■ **Provided data**
..............................
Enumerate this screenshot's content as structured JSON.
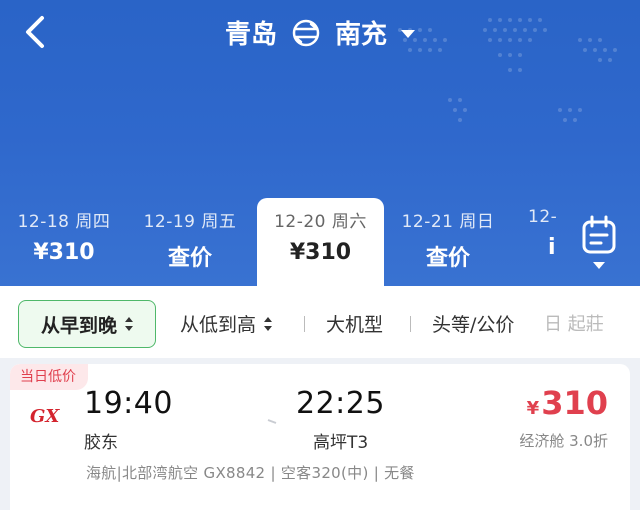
{
  "header": {
    "origin": "青岛",
    "destination": "南充"
  },
  "dates": [
    {
      "date": "12-18 周四",
      "price": "¥310"
    },
    {
      "date": "12-19 周五",
      "price": "查价"
    },
    {
      "date": "12-20 周六",
      "price": "¥310"
    },
    {
      "date": "12-21 周日",
      "price": "查价"
    },
    {
      "date": "12-",
      "price": "i"
    }
  ],
  "filters": {
    "active": "从早到晚",
    "items": [
      "从低到高",
      "大机型",
      "头等/公价",
      "日 起莊"
    ]
  },
  "flight": {
    "badge": "当日低价",
    "depart_time": "19:40",
    "depart_airport": "胶东",
    "arrive_time": "22:25",
    "arrive_airport": "高坪T3",
    "price_symbol": "¥",
    "price": "310",
    "cabin": "经济舱 3.0折",
    "meta": "海航|北部湾航空 GX8842 | 空客320(中) | 无餐"
  },
  "colors": {
    "hero_blue": "#2f68cc",
    "price_red": "#e0404e",
    "active_green": "#4fb86a"
  }
}
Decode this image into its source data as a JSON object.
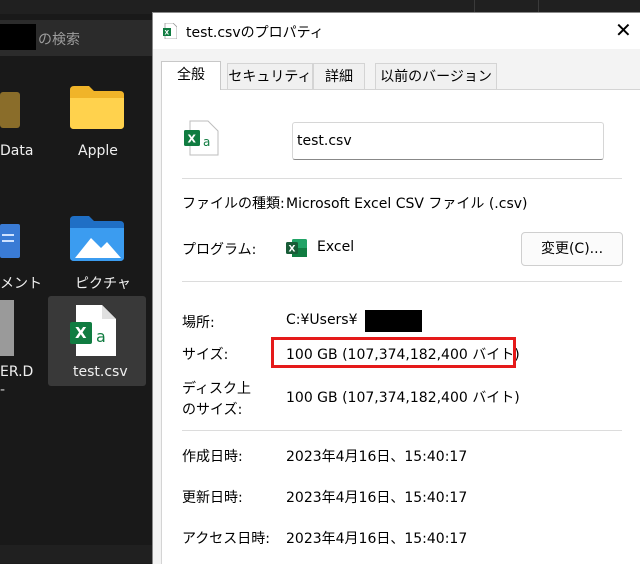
{
  "explorer": {
    "search_placeholder": "の検索",
    "items": [
      {
        "label": "Data",
        "kind": "folder-dark"
      },
      {
        "label": "Apple",
        "kind": "folder"
      },
      {
        "label": "メント",
        "kind": "documents-folder"
      },
      {
        "label": "ピクチャ",
        "kind": "pictures-folder"
      },
      {
        "label": "ER.D",
        "kind": "file"
      },
      {
        "label": "test.csv",
        "kind": "excel-csv"
      }
    ]
  },
  "dialog": {
    "title": "test.csvのプロパティ",
    "close_glyph": "✕",
    "tabs": [
      "全般",
      "セキュリティ",
      "詳細",
      "以前のバージョン"
    ],
    "active_tab": "全般",
    "file_name": "test.csv",
    "rows": {
      "file_type": {
        "label": "ファイルの種類:",
        "value": "Microsoft Excel CSV ファイル (.csv)"
      },
      "program": {
        "label": "プログラム:",
        "value": "Excel",
        "button": "変更(C)..."
      },
      "location": {
        "label": "場所:",
        "value": "C:¥Users¥"
      },
      "size": {
        "label": "サイズ:",
        "value": "100 GB (107,374,182,400 バイト)"
      },
      "size_on_disk": {
        "label_line1": "ディスク上",
        "label_line2": "のサイズ:",
        "value": "100 GB (107,374,182,400 バイト)"
      },
      "created": {
        "label": "作成日時:",
        "value": "2023年4月16日、15:40:17"
      },
      "modified": {
        "label": "更新日時:",
        "value": "2023年4月16日、15:40:17"
      },
      "accessed": {
        "label": "アクセス日時:",
        "value": "2023年4月16日、15:40:17"
      }
    },
    "highlight_color": "#e51a1a"
  },
  "colors": {
    "excel_green": "#107c41",
    "folder_yellow": "#f4c542",
    "pictures_blue": "#2f8ad9"
  }
}
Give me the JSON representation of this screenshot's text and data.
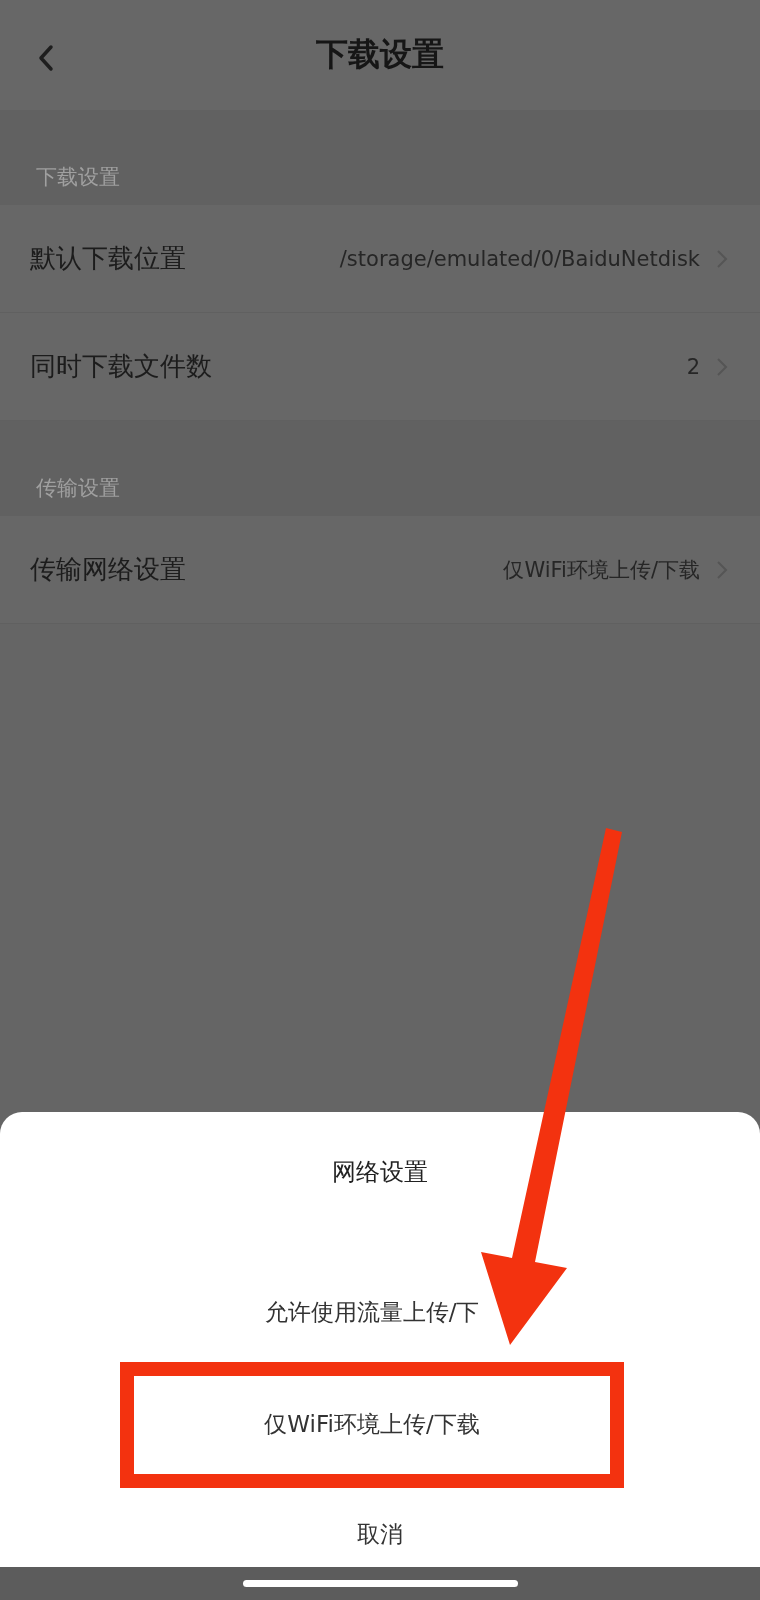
{
  "header": {
    "title": "下载设置"
  },
  "sections": [
    {
      "label": "下载设置",
      "rows": [
        {
          "label": "默认下载位置",
          "value": "/storage/emulated/0/BaiduNetdisk"
        },
        {
          "label": "同时下载文件数",
          "value": "2"
        }
      ]
    },
    {
      "label": "传输设置",
      "rows": [
        {
          "label": "传输网络设置",
          "value": "仅WiFi环境上传/下载"
        }
      ]
    }
  ],
  "sheet": {
    "title": "网络设置",
    "options": [
      {
        "label": "允许使用流量上传/下",
        "highlighted": false
      },
      {
        "label": "仅WiFi环境上传/下载",
        "highlighted": true
      }
    ],
    "cancel": "取消"
  }
}
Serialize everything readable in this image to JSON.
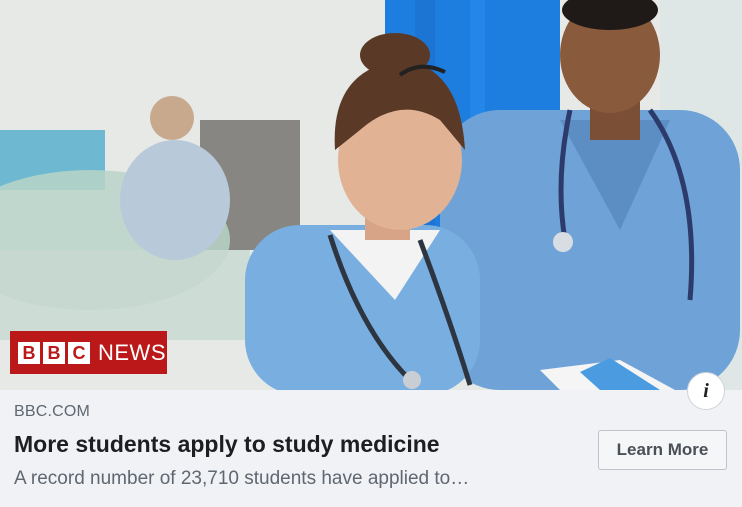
{
  "ad": {
    "image_alt_brand": {
      "bbc_letters": [
        "B",
        "B",
        "C"
      ],
      "news_label": "NEWS"
    },
    "info_glyph": "i",
    "domain": "BBC.COM",
    "headline": "More students apply to study medicine",
    "description": "A record number of 23,710 students have applied to…",
    "cta_label": "Learn More"
  },
  "colors": {
    "bbc_red": "#bb1919",
    "scrub_blue": "#6fa3d8",
    "curtain_blue": "#1e7ee0",
    "text_dark": "#1c1e21",
    "text_muted": "#606770"
  },
  "icons": {
    "info": "info-icon"
  }
}
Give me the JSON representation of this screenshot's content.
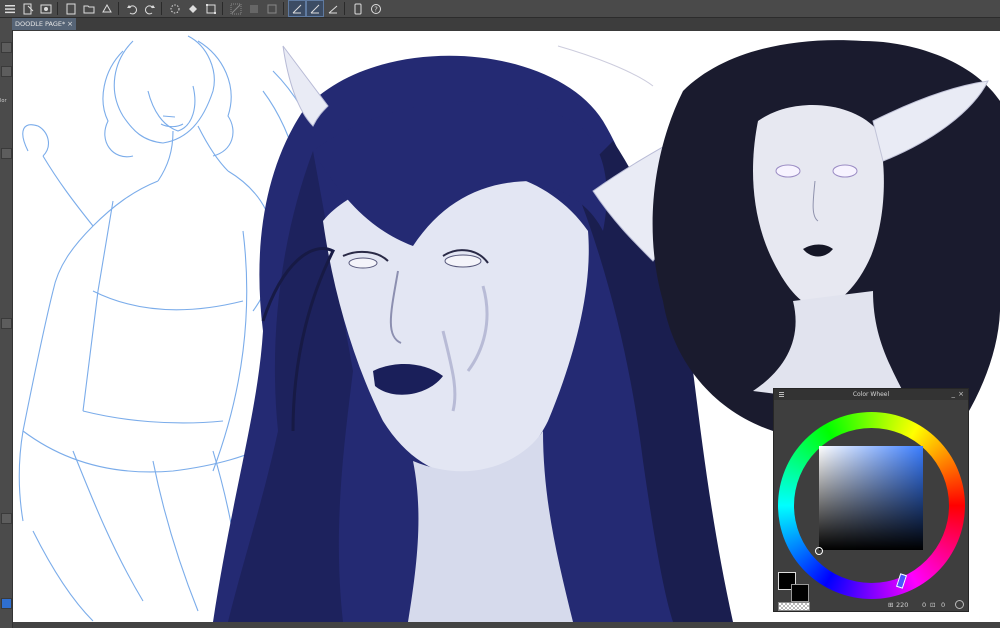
{
  "toolbar": {
    "icons": [
      "menu-icon",
      "new-file-icon",
      "view-icon",
      "open-folder-icon",
      "save-icon",
      "undo-icon",
      "redo-icon",
      "loading-icon",
      "fill-icon",
      "transform-icon",
      "select-icon",
      "select-rect-icon",
      "select-invert-icon",
      "ruler-icon",
      "ruler-snap-icon",
      "ruler-special-icon",
      "device-icon",
      "help-icon"
    ]
  },
  "tab": {
    "label": "DOODLE PAGE*",
    "close": "×"
  },
  "left_strip": {
    "label": "lor"
  },
  "color_wheel": {
    "title": "Color Wheel",
    "minimize": "_",
    "close": "×",
    "main_color": "#000000",
    "sub_color": "#000000",
    "hue_color": "#3a7dff",
    "zoom_value": "220",
    "value_a": "0",
    "value_b": "0"
  },
  "bottom_bar": {
    "text": ""
  },
  "colors": {
    "sketch_blue": "#6da4e8",
    "hair_navy": "#242a73",
    "hair_black": "#1a1b2e",
    "skin_pale": "#e3e6f3"
  }
}
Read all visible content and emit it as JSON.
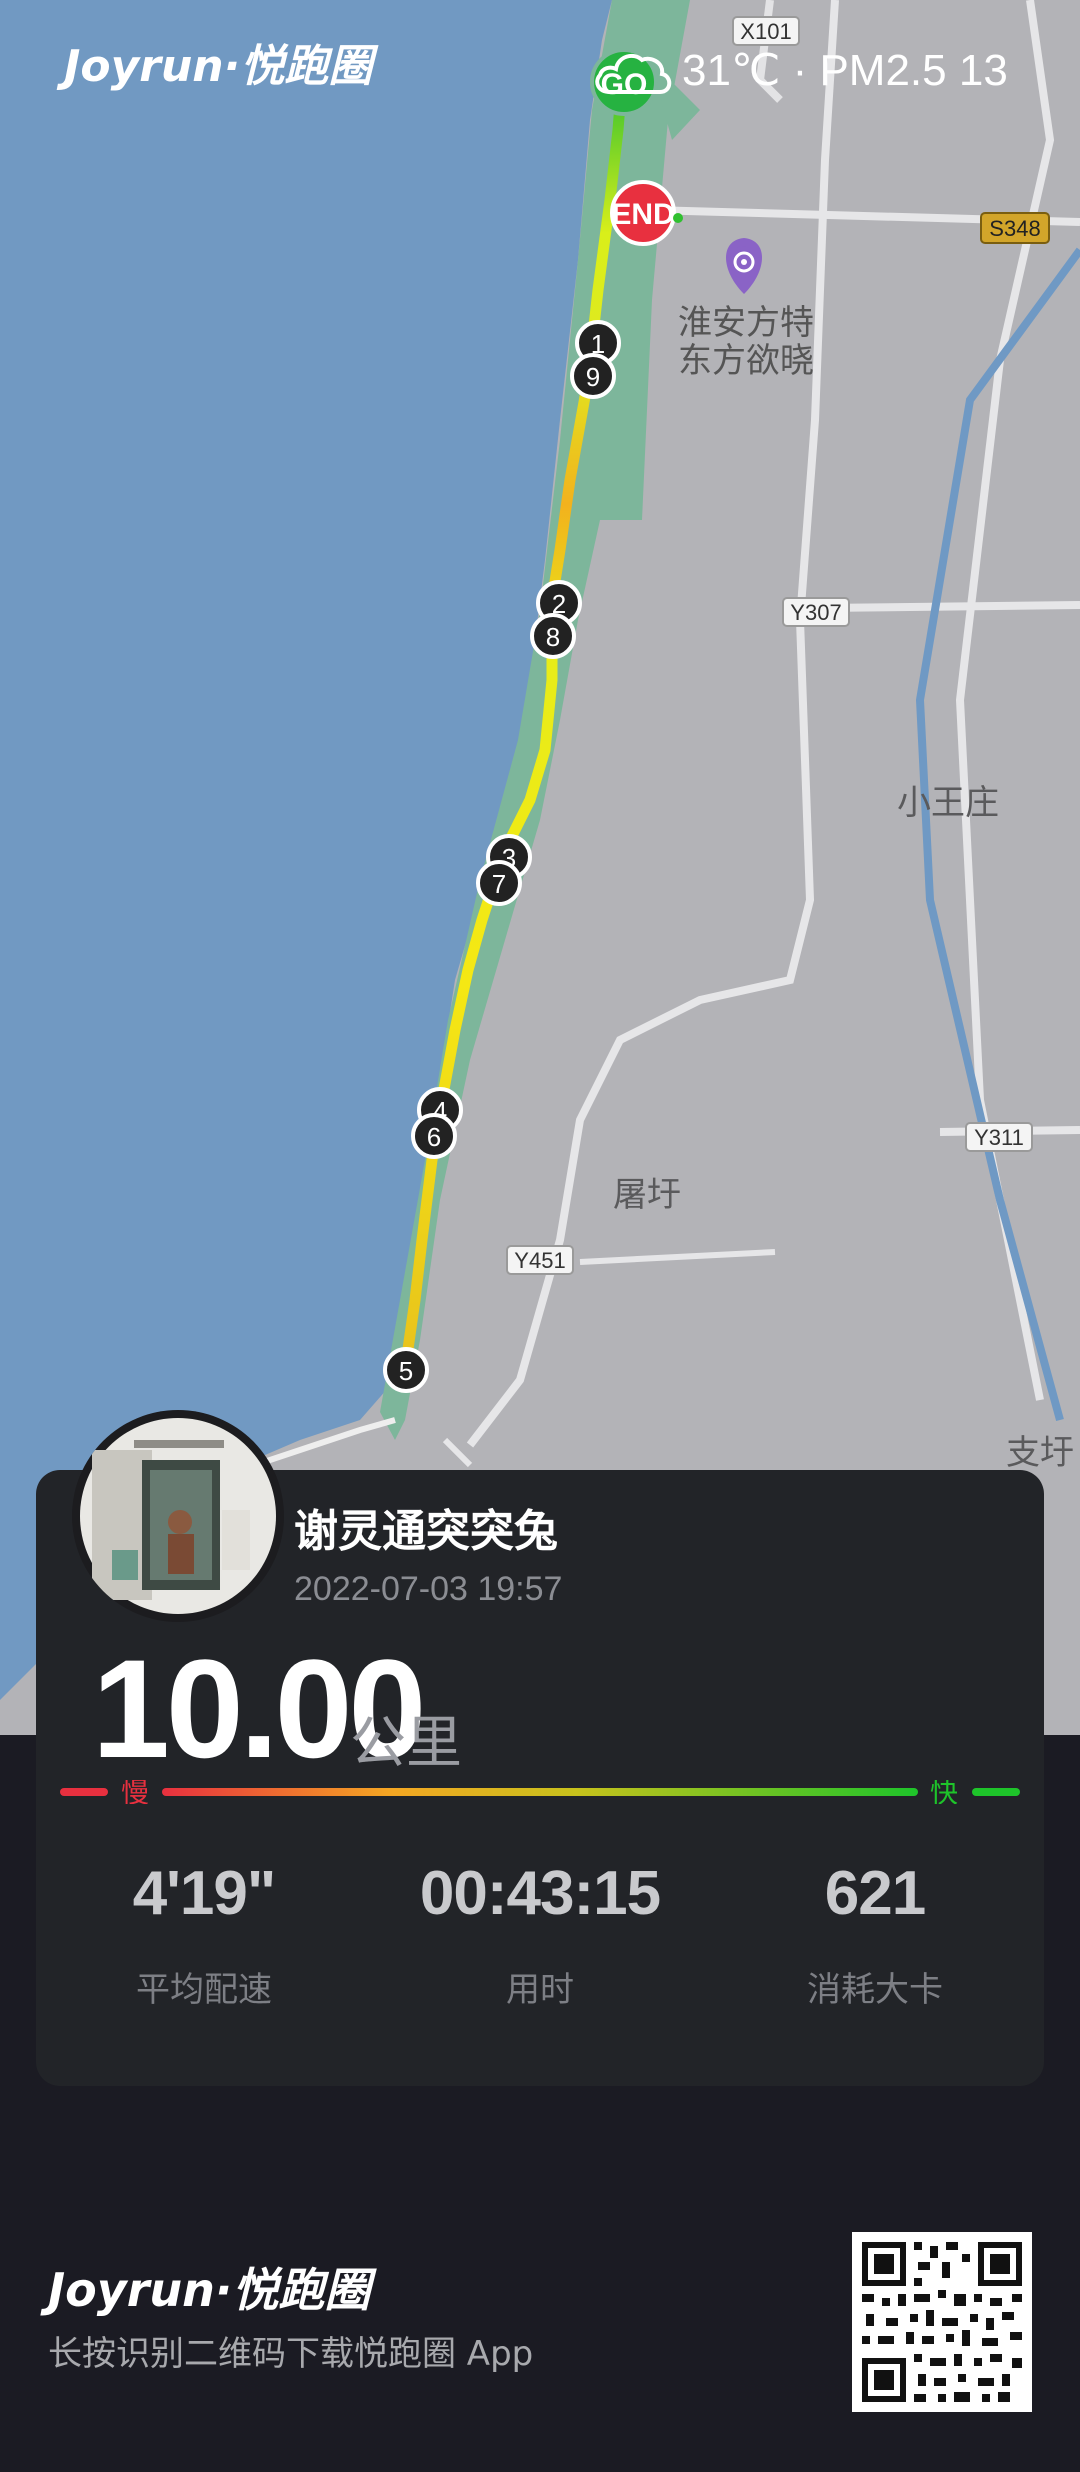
{
  "brand": {
    "name": "Joyrun·悦跑圈"
  },
  "weather": {
    "icon": "cloud-icon",
    "text": "31℃ · PM2.5 13"
  },
  "map": {
    "start_label": "GO",
    "end_label": "END",
    "poi_name_line1": "淮安方特",
    "poi_name_line2": "东方欲晓",
    "place_labels": [
      "小王庄",
      "屠圩",
      "支圩"
    ],
    "road_labels": [
      "X101",
      "S348",
      "Y307",
      "Y311",
      "Y451"
    ],
    "km_markers": [
      "1",
      "9",
      "2",
      "8",
      "3",
      "7",
      "4",
      "6",
      "5"
    ]
  },
  "run": {
    "user_name": "谢灵通突突兔",
    "date": "2022-07-03 19:57",
    "distance": "10.00",
    "distance_unit": "公里",
    "pace_slow_label": "慢",
    "pace_fast_label": "快",
    "stats": [
      {
        "value": "4'19\"",
        "label": "平均配速"
      },
      {
        "value": "00:43:15",
        "label": "用时"
      },
      {
        "value": "621",
        "label": "消耗大卡"
      }
    ]
  },
  "footer": {
    "download_text": "长按识别二维码下载悦跑圈 App"
  },
  "colors": {
    "sea": "#7199c2",
    "land": "#b3b3b7",
    "park": "#7db69b",
    "slow": "#e8303f",
    "fast": "#1ec42a",
    "card": "#222428"
  }
}
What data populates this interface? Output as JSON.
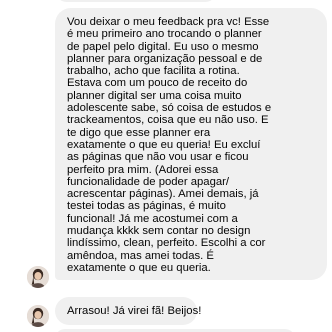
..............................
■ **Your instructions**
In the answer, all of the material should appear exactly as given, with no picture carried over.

■ **Exercise output**
Enumerate this screenshot's content as structured JSON.
{
  "header": {
    "origin": "青岛",
    "destination": "南充"
  },
  "dates": [
    {
      "date": "12-18 周四",
      "price": "¥310"
    },
    {
      "date": "12-19 周五",
      "price": "查价"
    },
    {
      "date": "12-20 周六",
      "price": "¥310"
    },
    {
      "date": "12-21 周日",
      "price": "查价"
    },
    {
      "date": "12-",
      "price": "i"
    }
  ],
  "filters": {
    "active": "从早到晚",
    "items": [
      "从低到高",
      "大机型",
      "头等/公价",
      "日 起莊"
    ]
  },
  "flight": {
    "badge": "当日低价",
    "depart_time": "19:40",
    "depart_airport": "胶东",
    "arrive_time": "22:25",
    "arrive_airport": "高坪T3",
    "price_symbol": "¥",
    "price": "310",
    "cabin": "经济舱 3.0折",
    "meta": "海航|北部湾航空 GX8842 | 空客320(中) | 无餐"
  },
  "colors": {
    "hero_blue": "#2f68cc",
    "price_red": "#e0404e",
    "active_green": "#4fb86a"
  }
}
Decode this image into its source data as a JSON object.
{
  "explorer": {
    "search_placeholder": "の検索",
    "items": [
      {
        "label": "Data",
        "kind": "folder-dark"
      },
      {
        "label": "Apple",
        "kind": "folder"
      },
      {
        "label": "メント",
        "kind": "documents-folder"
      },
      {
        "label": "ピクチャ",
        "kind": "pictures-folder"
      },
      {
        "label": "ER.D",
        "kind": "file"
      },
      {
        "label": "test.csv",
        "kind": "excel-csv"
      }
    ]
  },
  "dialog": {
    "title": "test.csvのプロパティ",
    "close_glyph": "✕",
    "tabs": [
      "全般",
      "セキュリティ",
      "詳細",
      "以前のバージョン"
    ],
    "active_tab": "全般",
    "file_name": "test.csv",
    "rows": {
      "file_type": {
        "label": "ファイルの種類:",
        "value": "Microsoft Excel CSV ファイル (.csv)"
      },
      "program": {
        "label": "プログラム:",
        "value": "Excel",
        "button": "変更(C)..."
      },
      "location": {
        "label": "場所:",
        "value": "C:¥Users¥"
      },
      "size": {
        "label": "サイズ:",
        "value": "100 GB (107,374,182,400 バイト)"
      },
      "size_on_disk": {
        "label_line1": "ディスク上",
        "label_line2": "のサイズ:",
        "value": "100 GB (107,374,182,400 バイト)"
      },
      "created": {
        "label": "作成日時:",
        "value": "2023年4月16日、15:40:17"
      },
      "modified": {
        "label": "更新日時:",
        "value": "2023年4月16日、15:40:17"
      },
      "accessed": {
        "label": "アクセス日時:",
        "value": "2023年4月16日、15:40:17"
      }
    },
    "highlight_color": "#e51a1a"
  },
  "colors": {
    "excel_green": "#107c41",
    "folder_yellow": "#f4c542",
    "pictures_blue": "#2f8ad9"
  }
}
Give me the JSON representation of this screenshot's text and data.
{
  "header": {
    "title": "下载设置"
  },
  "sections": [
    {
      "label": "下载设置",
      "rows": [
        {
          "label": "默认下载位置",
          "value": "/storage/emulated/0/BaiduNetdisk"
        },
        {
          "label": "同时下载文件数",
          "value": "2"
        }
      ]
    },
    {
      "label": "传输设置",
      "rows": [
        {
          "label": "传输网络设置",
          "value": "仅WiFi环境上传/下载"
        }
      ]
    }
  ],
  "sheet": {
    "title": "网络设置",
    "options": [
      {
        "label": "允许使用流量上传/下",
        "highlighted": false
      },
      {
        "label": "仅WiFi环境上传/下载",
        "highlighted": true
      }
    ],
    "cancel": "取消"
  }
}
Serialize everything readable in this image to JSON.
{
  "ad": {
    "image_alt_brand": {
      "bbc_letters": [
        "B",
        "B",
        "C"
      ],
      "news_label": "NEWS"
    },
    "info_glyph": "i",
    "domain": "BBC.COM",
    "headline": "More students apply to study medicine",
    "description": "A record number of 23,710 students have applied to…",
    "cta_label": "Learn More"
  },
  "colors": {
    "bbc_red": "#bb1919",
    "scrub_blue": "#6fa3d8",
    "curtain_blue": "#1e7ee0",
    "text_dark": "#1c1e21",
    "text_muted": "#606770"
  },
  "icons": {
    "info": "info-icon"
  }
}
Give me the JSON representation of this screenshot's content.
{
  "toolbar": {
    "icons": [
      "menu-icon",
      "new-file-icon",
      "view-icon",
      "open-folder-icon",
      "save-icon",
      "undo-icon",
      "redo-icon",
      "loading-icon",
      "fill-icon",
      "transform-icon",
      "select-icon",
      "select-rect-icon",
      "select-invert-icon",
      "ruler-icon",
      "ruler-snap-icon",
      "ruler-special-icon",
      "device-icon",
      "help-icon"
    ]
  },
  "tab": {
    "label": "DOODLE PAGE*",
    "close": "×"
  },
  "left_strip": {
    "label": "lor"
  },
  "color_wheel": {
    "title": "Color Wheel",
    "minimize": "_",
    "close": "×",
    "main_color": "#000000",
    "sub_color": "#000000",
    "hue_color": "#3a7dff",
    "zoom_value": "220",
    "value_a": "0",
    "value_b": "0"
  },
  "bottom_bar": {
    "text": ""
  },
  "colors": {
    "sketch_blue": "#6da4e8",
    "hair_navy": "#242a73",
    "hair_black": "#1a1b2e",
    "skin_pale": "#e3e6f3"
  }
}
Read all visible content and emit it as JSON.
{
  "brand": {
    "name": "Joyrun·悦跑圈"
  },
  "weather": {
    "icon": "cloud-icon",
    "text": "31℃ · PM2.5 13"
  },
  "map": {
    "start_label": "GO",
    "end_label": "END",
    "poi_name_line1": "淮安方特",
    "poi_name_line2": "东方欲晓",
    "place_labels": [
      "小王庄",
      "屠圩",
      "支圩"
    ],
    "road_labels": [
      "X101",
      "S348",
      "Y307",
      "Y311",
      "Y451"
    ],
    "km_markers": [
      "1",
      "9",
      "2",
      "8",
      "3",
      "7",
      "4",
      "6",
      "5"
    ]
  },
  "run": {
    "user_name": "谢灵通突突兔",
    "date": "2022-07-03 19:57",
    "distance": "10.00",
    "distance_unit": "公里",
    "pace_slow_label": "慢",
    "pace_fast_label": "快",
    "stats": [
      {
        "value": "4'19\"",
        "label": "平均配速"
      },
      {
        "value": "00:43:15",
        "label": "用时"
      },
      {
        "value": "621",
        "label": "消耗大卡"
      }
    ]
  },
  "footer": {
    "download_text": "长按识别二维码下载悦跑圈 App"
  },
  "colors": {
    "sea": "#7199c2",
    "land": "#b3b3b7",
    "park": "#7db69b",
    "slow": "#e8303f",
    "fast": "#1ec42a",
    "card": "#222428"
  }
}
What data populates this interface? Output as JSON.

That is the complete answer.